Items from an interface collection
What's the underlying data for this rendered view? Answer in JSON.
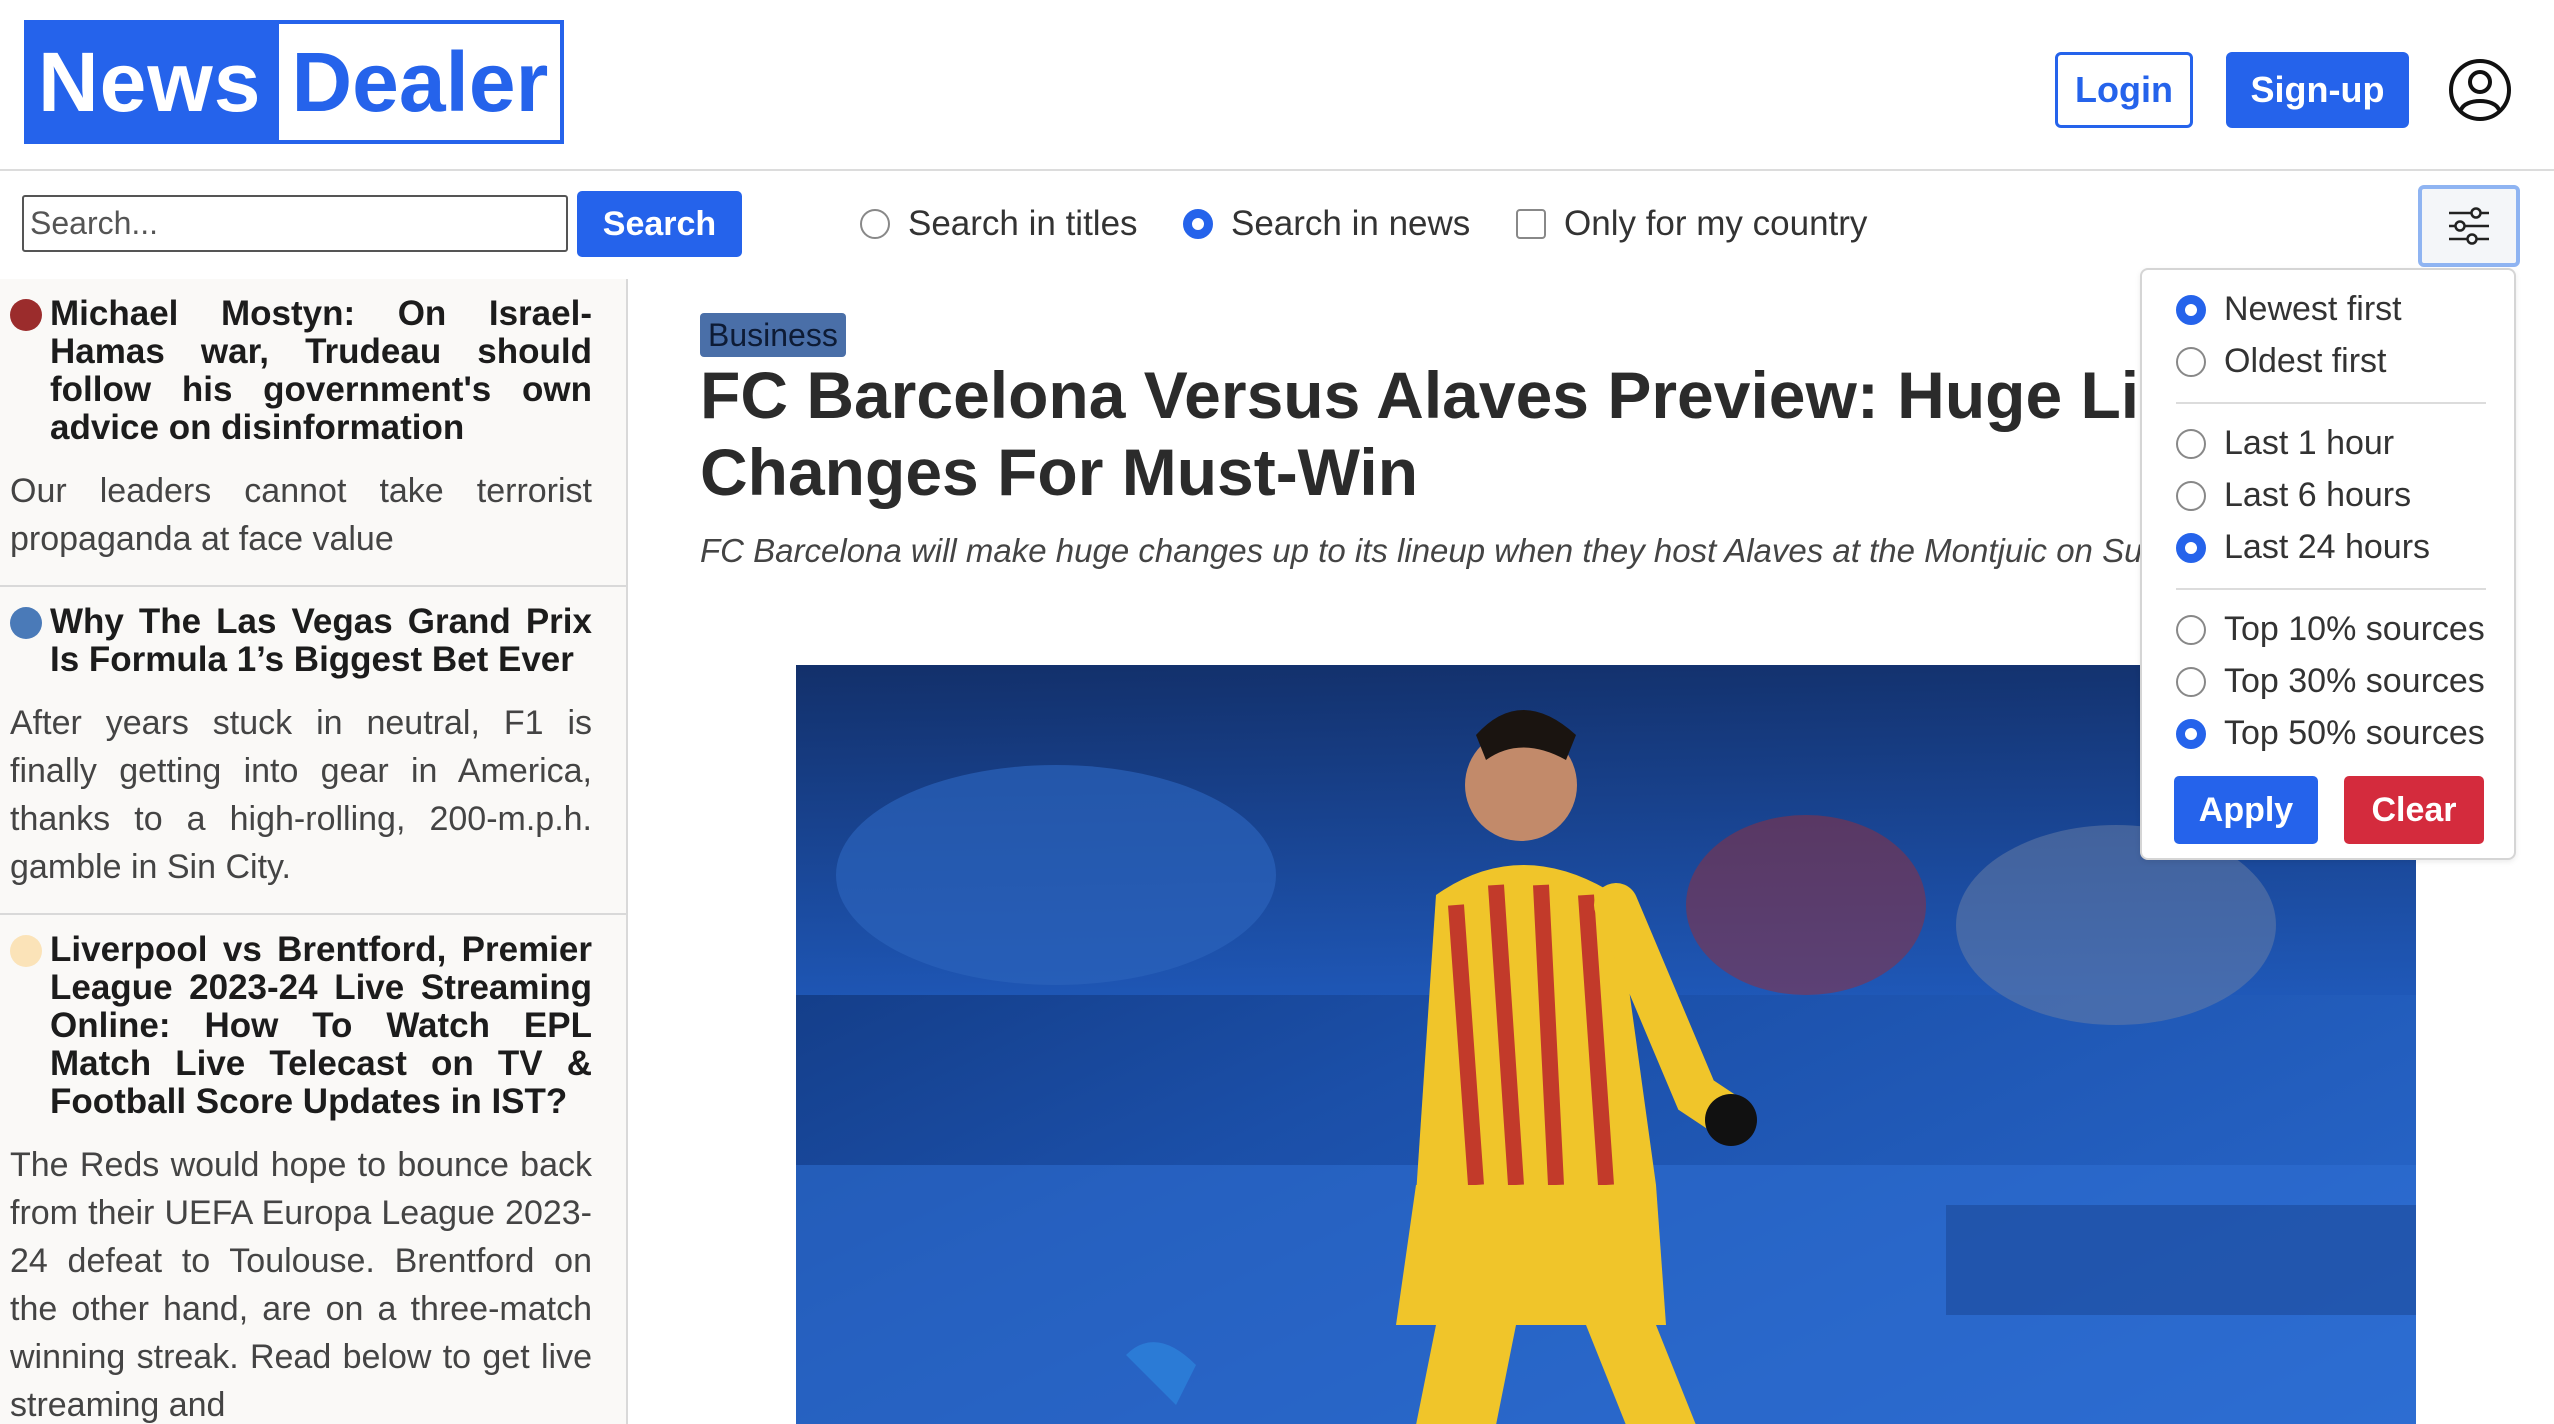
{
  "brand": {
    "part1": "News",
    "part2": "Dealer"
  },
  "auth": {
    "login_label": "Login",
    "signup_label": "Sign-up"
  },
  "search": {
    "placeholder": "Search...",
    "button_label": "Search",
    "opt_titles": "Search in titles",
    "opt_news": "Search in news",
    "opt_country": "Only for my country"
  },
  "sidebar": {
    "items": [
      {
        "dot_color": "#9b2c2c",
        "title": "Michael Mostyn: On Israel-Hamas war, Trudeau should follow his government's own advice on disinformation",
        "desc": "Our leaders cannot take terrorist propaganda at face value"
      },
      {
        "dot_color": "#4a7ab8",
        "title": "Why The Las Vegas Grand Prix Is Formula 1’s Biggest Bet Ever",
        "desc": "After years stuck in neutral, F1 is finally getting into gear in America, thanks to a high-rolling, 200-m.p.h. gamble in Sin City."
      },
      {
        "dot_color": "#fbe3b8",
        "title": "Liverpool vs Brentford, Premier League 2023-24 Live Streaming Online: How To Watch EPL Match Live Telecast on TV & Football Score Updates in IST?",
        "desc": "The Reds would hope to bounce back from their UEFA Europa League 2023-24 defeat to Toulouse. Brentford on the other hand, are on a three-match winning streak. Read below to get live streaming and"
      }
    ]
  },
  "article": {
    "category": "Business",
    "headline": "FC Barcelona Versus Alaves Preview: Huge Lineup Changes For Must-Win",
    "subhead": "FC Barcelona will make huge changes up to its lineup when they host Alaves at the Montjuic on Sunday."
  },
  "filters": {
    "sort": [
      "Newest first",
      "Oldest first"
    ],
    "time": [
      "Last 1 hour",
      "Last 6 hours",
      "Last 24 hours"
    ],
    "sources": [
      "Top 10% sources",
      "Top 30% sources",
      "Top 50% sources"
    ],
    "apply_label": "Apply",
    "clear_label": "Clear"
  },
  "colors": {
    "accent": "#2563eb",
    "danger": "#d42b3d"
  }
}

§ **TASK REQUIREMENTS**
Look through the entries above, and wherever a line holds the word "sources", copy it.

§ **FINISHED EXERCISE**
    "sources": [
      "Top 10% sources",
      "Top 30% sources",
      "Top 50% sources"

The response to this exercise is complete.